About this task:
Below are some records; return each one exactly as written.
Recorded data Start Marker
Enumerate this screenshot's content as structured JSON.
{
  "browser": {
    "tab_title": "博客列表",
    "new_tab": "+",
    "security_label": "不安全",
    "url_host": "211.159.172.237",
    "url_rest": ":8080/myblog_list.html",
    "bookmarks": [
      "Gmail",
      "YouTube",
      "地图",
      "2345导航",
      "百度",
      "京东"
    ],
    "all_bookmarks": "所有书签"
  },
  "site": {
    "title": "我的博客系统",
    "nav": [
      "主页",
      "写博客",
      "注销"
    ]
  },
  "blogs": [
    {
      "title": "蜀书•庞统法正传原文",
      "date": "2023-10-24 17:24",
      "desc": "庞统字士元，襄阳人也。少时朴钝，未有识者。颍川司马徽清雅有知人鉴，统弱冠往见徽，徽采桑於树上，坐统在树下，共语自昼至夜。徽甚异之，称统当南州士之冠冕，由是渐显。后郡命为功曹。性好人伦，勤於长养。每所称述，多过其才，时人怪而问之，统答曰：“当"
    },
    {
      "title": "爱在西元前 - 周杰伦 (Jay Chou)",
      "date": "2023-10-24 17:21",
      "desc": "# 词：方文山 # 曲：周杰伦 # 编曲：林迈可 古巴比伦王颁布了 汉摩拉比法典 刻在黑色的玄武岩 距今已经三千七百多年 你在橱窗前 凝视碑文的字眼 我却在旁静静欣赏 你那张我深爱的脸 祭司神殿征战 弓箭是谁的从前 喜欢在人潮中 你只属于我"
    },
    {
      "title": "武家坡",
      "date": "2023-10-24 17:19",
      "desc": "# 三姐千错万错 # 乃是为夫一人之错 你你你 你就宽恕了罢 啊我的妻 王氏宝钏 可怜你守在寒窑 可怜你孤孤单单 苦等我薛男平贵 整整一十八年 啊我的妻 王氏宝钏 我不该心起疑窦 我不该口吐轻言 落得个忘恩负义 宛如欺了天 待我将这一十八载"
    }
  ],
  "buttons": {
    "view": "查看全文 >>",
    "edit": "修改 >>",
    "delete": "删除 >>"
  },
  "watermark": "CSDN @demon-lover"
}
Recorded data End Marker
Task solution:
Enumerate this screenshot's content as structured JSON.
{
  "browser": {
    "tab_title": "博客列表",
    "new_tab": "+",
    "security_label": "不安全",
    "url_host": "211.159.172.237",
    "url_rest": ":8080/myblog_list.html",
    "bookmarks": [
      "Gmail",
      "YouTube",
      "地图",
      "2345导航",
      "百度",
      "京东"
    ],
    "all_bookmarks": "所有书签"
  },
  "site": {
    "title": "我的博客系统",
    "nav": [
      "主页",
      "写博客",
      "注销"
    ]
  },
  "blogs": [
    {
      "title": "蜀书•庞统法正传原文",
      "date": "2023-10-24 17:24",
      "desc": "庞统字士元，襄阳人也。少时朴钝，未有识者。颍川司马徽清雅有知人鉴，统弱冠往见徽，徽采桑於树上，坐统在树下，共语自昼至夜。徽甚异之，称统当南州士之冠冕，由是渐显。后郡命为功曹。性好人伦，勤於长养。每所称述，多过其才，时人怪而问之，统答曰：“当"
    },
    {
      "title": "爱在西元前 - 周杰伦 (Jay Chou)",
      "date": "2023-10-24 17:21",
      "desc": "# 词：方文山 # 曲：周杰伦 # 编曲：林迈可 古巴比伦王颁布了 汉摩拉比法典 刻在黑色的玄武岩 距今已经三千七百多年 你在橱窗前 凝视碑文的字眼 我却在旁静静欣赏 你那张我深爱的脸 祭司神殿征战 弓箭是谁的从前 喜欢在人潮中 你只属于我"
    },
    {
      "title": "武家坡",
      "date": "2023-10-24 17:19",
      "desc": "# 三姐千错万错 # 乃是为夫一人之错 你你你 你就宽恕了罢 啊我的妻 王氏宝钏 可怜你守在寒窑 可怜你孤孤单单 苦等我薛男平贵 整整一十八年 啊我的妻 王氏宝钏 我不该心起疑窦 我不该口吐轻言 落得个忘恩负义 宛如欺了天 待我将这一十八载"
    }
  ],
  "buttons": {
    "view": "查看全文 >>",
    "edit": "修改 >>",
    "delete": "删除 >>"
  },
  "watermark": "CSDN @demon-lover"
}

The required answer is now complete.